1. Move from being a change adopter to a change agent: Traditionally, banks have been adopting technology, but the smarter ones know that now they have to lead the way by creating technology that matters most to their customers. There has to be a fundamental shift in the energy spends from ‘run the IT’ to ‘envision a new IT’. Every technology has to be measured on the velocity of change and the quantum of change that it brings to your ecosystem. That’s where the ecosystem comes into play. The CIO will have to create the right joint venture, and manage the complete build-adoption and operation of the new technology that creates the new wave that matters most to the business. The need is to be the change agent and use the ecosystem to create the change.
2. Redefine ‘Core’ – Increasing capabilities are being provided by players in the ecosystem other than you. In most cases, better than how banks traditionally have been able to do it by themselves. In this changing environment, banks have to redefi ne what to own, control, co-ordinate and share. Functions like underwriting, that were fi ercely controlled as in-house capabilities are fast becoming standardized and commoditized. The precision automation in this space will give rise to shared services across banks and any lending based industry. Similarly the fraud PDI (Prevention Detection Insurance) space is using a shared service framework where interested parties can subscribe to the services. With each technology wave, whether it is as big as the mobile omnipresence or introduction of a new form factor like tablet or using biometrics for identifi cation, the CIO has to decide whether its core to the ecosystem or not.

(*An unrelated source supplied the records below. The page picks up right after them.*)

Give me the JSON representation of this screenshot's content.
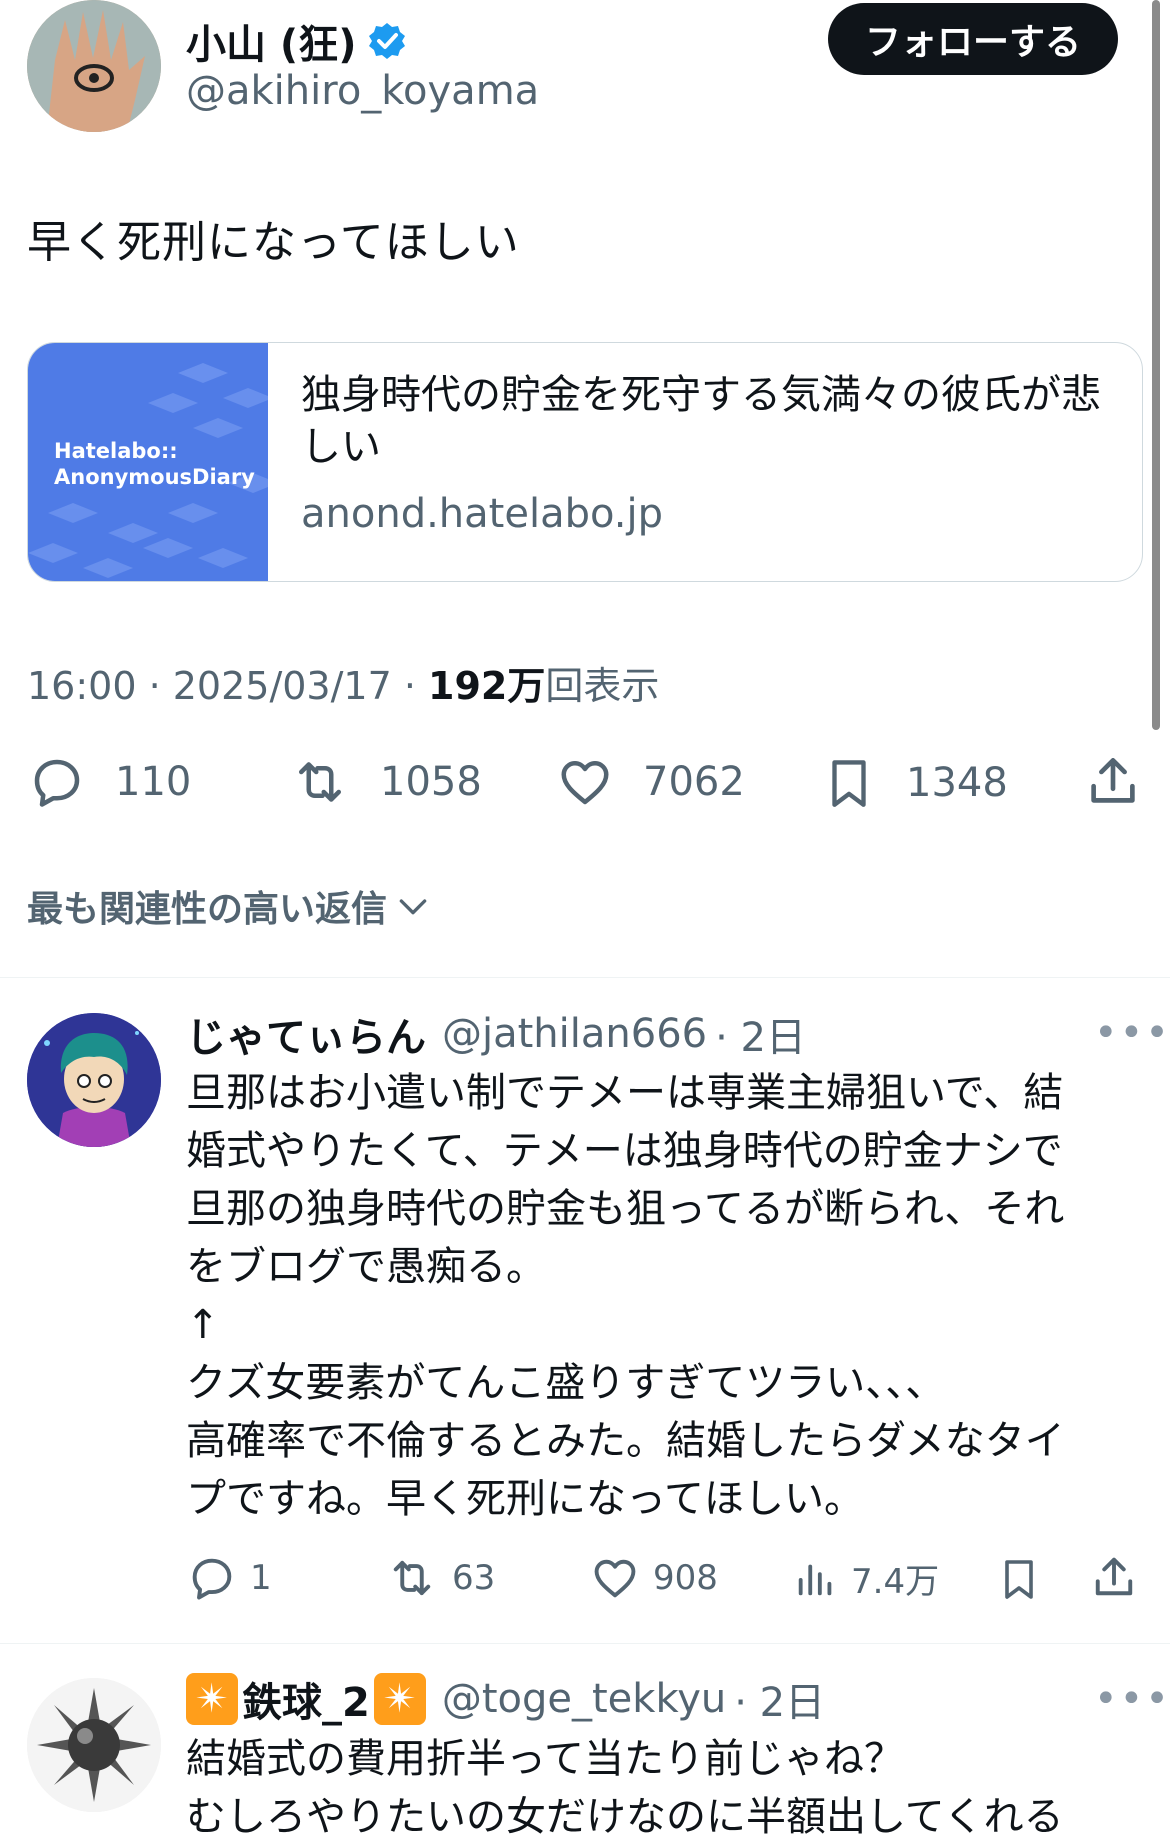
{
  "tweet": {
    "author": {
      "name": "小山 (狂)",
      "handle": "@akihiro_koyama"
    },
    "follow_label": "フォローする",
    "text": "早く死刑になってほしい",
    "card": {
      "image_line1": "Hatelabo::",
      "image_line2": "AnonymousDiary",
      "title": "独身時代の貯金を死守する気満々の彼氏が悲しい",
      "domain": "anond.hatelabo.jp"
    },
    "meta": {
      "time_date": "16:00 · 2025/03/17 · ",
      "views_num": "192万",
      "views_label": "回表示"
    },
    "stats": {
      "replies": "110",
      "retweets": "1058",
      "likes": "7062",
      "bookmarks": "1348"
    }
  },
  "sort_label": "最も関連性の高い返信",
  "replies": [
    {
      "name": "じゃてぃらん",
      "handle": "@jathilan666",
      "age": "· 2日",
      "more": "•••",
      "lines": [
        "旦那はお小遣い制でテメーは専業主婦狙いで、結",
        "婚式やりたくて、テメーは独身時代の貯金ナシで",
        "旦那の独身時代の貯金も狙ってるが断られ、それ",
        "をブログで愚痴る。",
        "↑",
        "クズ女要素がてんこ盛りすぎてツラい、、、",
        "高確率で不倫するとみた。結婚したらダメなタイ",
        "プですね。早く死刑になってほしい。"
      ],
      "stats": {
        "replies": "1",
        "retweets": "63",
        "likes": "908",
        "views": "7.4万"
      }
    },
    {
      "name": "鉄球_2",
      "handle": "@toge_tekkyu",
      "age": "· 2日",
      "more": "•••",
      "lines": [
        "結婚式の費用折半って当たり前じゃね？",
        "むしろやりたいの女だけなのに半額出してくれる"
      ]
    }
  ],
  "colors": {
    "accent": "#1d9bf0",
    "text": "#0f1419",
    "secondary": "#536471",
    "card_bg": "#4f7be6"
  }
}
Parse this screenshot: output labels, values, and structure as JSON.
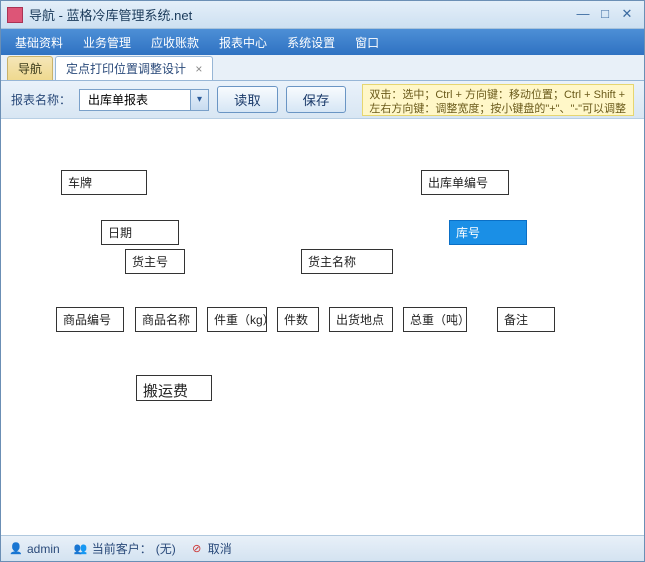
{
  "window": {
    "title": "导航 - 蓝格冷库管理系统.net"
  },
  "menu": {
    "items": [
      "基础资料",
      "业务管理",
      "应收账款",
      "报表中心",
      "系统设置",
      "窗口"
    ]
  },
  "tabs": {
    "items": [
      {
        "label": "导航",
        "closable": false
      },
      {
        "label": "定点打印位置调整设计",
        "closable": true
      }
    ],
    "active": 1
  },
  "toolbar": {
    "label_report_name": "报表名称：",
    "report_selected": "出库单报表",
    "btn_read": "读取",
    "btn_save": "保存",
    "hint": "双击：选中；Ctrl + 方向键：移动位置；Ctrl + Shift + 左右方向键：调整宽度；按小键盘的\"+\"、\"-\"可以调整字体的大小"
  },
  "fields": {
    "license_plate": "车牌",
    "outbound_no": "出库单编号",
    "date": "日期",
    "store_no": "库号",
    "owner_no": "货主号",
    "owner_name": "货主名称",
    "product_no": "商品编号",
    "product_name": "商品名称",
    "weight_kg": "件重（kg）",
    "pieces": "件数",
    "ship_location": "出货地点",
    "total_ton": "总重（吨）",
    "remark": "备注",
    "handling_fee": "搬运费"
  },
  "status": {
    "user": "admin",
    "current_customer_label": "当前客户：",
    "current_customer_value": "(无)",
    "cancel": "取消"
  },
  "colors": {
    "accent": "#2f72c2",
    "selection": "#1a8fe6",
    "hint_bg": "#fff7c8"
  }
}
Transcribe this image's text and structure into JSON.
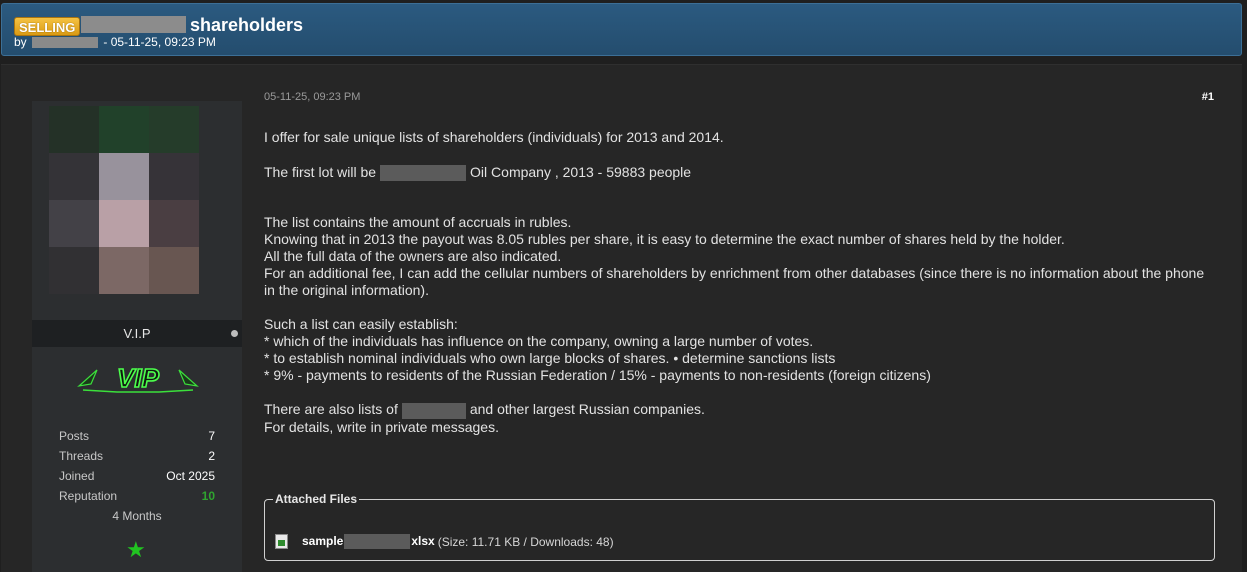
{
  "thread": {
    "prefix": "SELLING",
    "title": "shareholders",
    "by_label": "by",
    "date_separator": "- 05-11-25, 09:23 PM"
  },
  "user": {
    "rank": "V.I.P",
    "badge_text": "VIP",
    "stats": [
      {
        "label": "Posts",
        "value": "7"
      },
      {
        "label": "Threads",
        "value": "2"
      },
      {
        "label": "Joined",
        "value": "Oct 2025"
      },
      {
        "label": "Reputation",
        "value": "10"
      }
    ],
    "member_for": "4 Months",
    "colors": {
      "reputation": "#2fa52f",
      "star": "#21c421"
    },
    "award_icon": "star-icon"
  },
  "post": {
    "date": "05-11-25, 09:23 PM",
    "number": "#1",
    "para1": "I offer for sale unique lists of shareholders (individuals) for 2013 and 2014.",
    "para2_prefix": "The first lot will be",
    "para2_suffix": "Oil Company , 2013 - 59883 people",
    "lines_block1": [
      "The list contains the amount of accruals in rubles.",
      "Knowing that in 2013 the payout was 8.05 rubles per share, it is easy to determine the exact number of shares held by the holder.",
      "All the full data of the owners are also indicated.",
      "For an additional fee, I can add the cellular numbers of shareholders by enrichment from other databases (since there is no information about the phone in the original information)."
    ],
    "lines_block2": [
      "Such a list can easily establish:",
      "* which of the individuals has influence on the company, owning a large number of votes.",
      "* to establish nominal individuals who own large blocks of shares. • determine sanctions lists",
      "* 9% - payments to residents of the Russian Federation / 15% - payments to non-residents (foreign citizens)"
    ],
    "para_last_prefix": "There are also lists of",
    "para_last_suffix": "and other largest Russian companies.",
    "para_last_line2": "For details, write in private messages."
  },
  "attachments": {
    "legend": "Attached Files",
    "file_name_prefix": "sample",
    "file_name_suffix": "xlsx",
    "file_meta": "(Size: 11.71 KB / Downloads: 48)",
    "file_icon": "spreadsheet-file-icon"
  }
}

3. Build adaptive ecosystem: As mentioned earlier, we are entering into an era of competing ecosystems and for banks; these entities have impacted regulations, recessions and reputational changes. Every business, and more importantly banks, needs to identify the changing face of their immediate ecosystem and the infl uence on their business. It is more important for banks to identify this ecosystem, share resources, redistribute the risks and rewards, and most importantly be adoptive to newer players in this ecosystem. This calls for building adaptive architecture, recognizing the need to create shared data and infrastructure to move towards an optimal utility based model. Secondly, while the pace of technology invention and innovation has dramatically increased, the pace of adoption is still slow and is subject to numerous local and external challenges. How soon you are able to identify the change and use it to build a competitive advantage will be a critical differentiating factor.
Assessing the velocity and quantum of change
Any ecosystem needs an inherent property to thrive – it needs to adopt change. There are only two types of changes – one that you adapt to, the other that you self-initiate. But in both the changes, you need to know the velocity and quantum of change and prepare a competitive strategy that helps you maximize the value out of the change in the ecosystem.